Investing in fund accounting software can streamline and automate the accounting process, increasing efficiency and accuracy. Modern software solutions, such as Blackbaud’s Financial Edge NXT, are designed to handle the unique requirements of fund accounting, enabling organizations to track multiple funds, generate customized reports, and maintain compliance with ease. Utilizing a robust fund accounting software also helps organizations save time and resources, allowing them to focus on achieving their mission and goals.
Fund Accounting vs. Traditional Accounting
While both fund accounting and traditional accounting share the goal of providing accurate financial information, they differ in certain aspects due to their specific applications. Below are some key differences between the two:

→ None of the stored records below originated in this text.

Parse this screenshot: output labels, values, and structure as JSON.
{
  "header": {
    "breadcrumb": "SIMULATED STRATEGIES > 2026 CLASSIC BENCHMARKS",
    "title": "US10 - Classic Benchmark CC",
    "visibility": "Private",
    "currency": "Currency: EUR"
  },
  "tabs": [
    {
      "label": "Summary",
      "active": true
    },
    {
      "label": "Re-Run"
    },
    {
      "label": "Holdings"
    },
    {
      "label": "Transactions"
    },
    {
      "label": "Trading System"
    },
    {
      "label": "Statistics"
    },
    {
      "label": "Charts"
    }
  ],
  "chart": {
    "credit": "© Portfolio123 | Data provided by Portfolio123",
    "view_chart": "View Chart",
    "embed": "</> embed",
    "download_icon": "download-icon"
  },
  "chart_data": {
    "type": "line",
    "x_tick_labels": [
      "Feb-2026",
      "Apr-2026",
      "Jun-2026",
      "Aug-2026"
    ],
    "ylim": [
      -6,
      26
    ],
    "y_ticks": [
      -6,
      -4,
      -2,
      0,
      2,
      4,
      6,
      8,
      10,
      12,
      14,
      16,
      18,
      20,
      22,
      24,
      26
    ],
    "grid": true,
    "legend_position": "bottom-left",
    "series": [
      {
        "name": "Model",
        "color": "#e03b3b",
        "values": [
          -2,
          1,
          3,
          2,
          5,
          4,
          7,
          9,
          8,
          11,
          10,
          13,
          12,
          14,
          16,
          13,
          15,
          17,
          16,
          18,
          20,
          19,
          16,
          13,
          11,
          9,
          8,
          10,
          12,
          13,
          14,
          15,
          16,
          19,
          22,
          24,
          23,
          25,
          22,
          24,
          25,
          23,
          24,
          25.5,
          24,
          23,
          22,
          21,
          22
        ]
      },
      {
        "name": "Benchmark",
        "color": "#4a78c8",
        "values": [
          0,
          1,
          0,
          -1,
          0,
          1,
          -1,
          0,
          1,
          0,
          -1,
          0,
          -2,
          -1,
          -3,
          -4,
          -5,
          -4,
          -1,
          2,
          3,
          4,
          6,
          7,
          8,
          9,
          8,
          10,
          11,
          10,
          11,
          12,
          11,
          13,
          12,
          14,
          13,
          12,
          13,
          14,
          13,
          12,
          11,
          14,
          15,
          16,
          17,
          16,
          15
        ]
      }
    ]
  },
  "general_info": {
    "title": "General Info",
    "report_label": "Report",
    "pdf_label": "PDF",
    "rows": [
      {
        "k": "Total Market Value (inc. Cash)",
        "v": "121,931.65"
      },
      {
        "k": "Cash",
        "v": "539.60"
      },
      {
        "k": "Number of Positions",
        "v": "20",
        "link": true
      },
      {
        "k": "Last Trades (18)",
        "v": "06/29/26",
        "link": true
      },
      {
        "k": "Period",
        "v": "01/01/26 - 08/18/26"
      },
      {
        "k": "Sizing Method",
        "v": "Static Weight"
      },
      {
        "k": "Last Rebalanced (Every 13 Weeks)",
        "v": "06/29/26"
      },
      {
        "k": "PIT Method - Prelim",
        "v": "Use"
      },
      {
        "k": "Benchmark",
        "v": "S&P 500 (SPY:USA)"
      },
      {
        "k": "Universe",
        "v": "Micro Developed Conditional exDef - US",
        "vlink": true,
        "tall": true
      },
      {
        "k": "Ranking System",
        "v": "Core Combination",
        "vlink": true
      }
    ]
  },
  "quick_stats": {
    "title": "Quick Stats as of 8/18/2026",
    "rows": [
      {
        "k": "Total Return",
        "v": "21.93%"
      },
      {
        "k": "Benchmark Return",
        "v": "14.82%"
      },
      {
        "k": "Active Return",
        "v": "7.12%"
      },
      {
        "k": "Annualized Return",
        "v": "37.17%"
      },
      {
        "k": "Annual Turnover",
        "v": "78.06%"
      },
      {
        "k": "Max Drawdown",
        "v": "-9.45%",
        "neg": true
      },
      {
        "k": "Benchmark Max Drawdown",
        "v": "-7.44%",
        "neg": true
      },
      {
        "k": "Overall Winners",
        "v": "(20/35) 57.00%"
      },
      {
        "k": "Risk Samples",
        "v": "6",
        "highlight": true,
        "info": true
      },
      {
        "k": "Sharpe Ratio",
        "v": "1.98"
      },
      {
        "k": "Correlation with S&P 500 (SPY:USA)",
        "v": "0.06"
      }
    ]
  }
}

- The most obvious difference is the types of organizations. Traditional accounting is utilized by for-profit businesses while nonprofits mostly use fund accounting. Money within a commercial organization can be redirected at any time if the business wants to capitalize on an opportunity. Nonprofits do not have that flexibility with any of their restricted dollars.
- Fund accounting focuses on tracking and managing financial resources based on their designated purposes, whereas traditional accounting aims to track and measure a business’s overall financial performance.
- Fund accounting separates financial resources into distinct funds with individual financial statements, while traditional accounting typically combines all resources into a single financial statement.
- In fund accounting, organizations emphasize accountability and transparency to stakeholders, whereas businesses utilizing traditional accounting prioritize profit maximization and shareholder value.
Who is in charge of managing fund accounting?
Most nonprofit organizations have at least one professional accountant who is in charge of the management and reporting across all of the funds held by that organization. They are responsible for maintaining regulatory compliance and ensuring donor stewardship.
Can a for-profit business use fund accounting?
While fund accounting is primarily designed for nonprofit organizations, government entities, and educational institutions, for-profit businesses can also utilize this method for specific purposes. For example, a business might use fund accounting to manage resources for a dedicated project or to track the performance of a specific department.
Do I need special software for fund accounting?
The answer to this really depends on how many and how many different types of restricted funds an organization is managing. As an organization grows and receives either more donor restricted funds and endowments or if they are managing multiple government grants or contracts, a fund accounting system provides the types of internal controls and business rules that streamline managing the inherent complexity created by the acceptance of these dollars. Dedicated fund accounting software isn’t required, but is a huge asset that can assure that the organization is in compliance with externally imposed restrictions.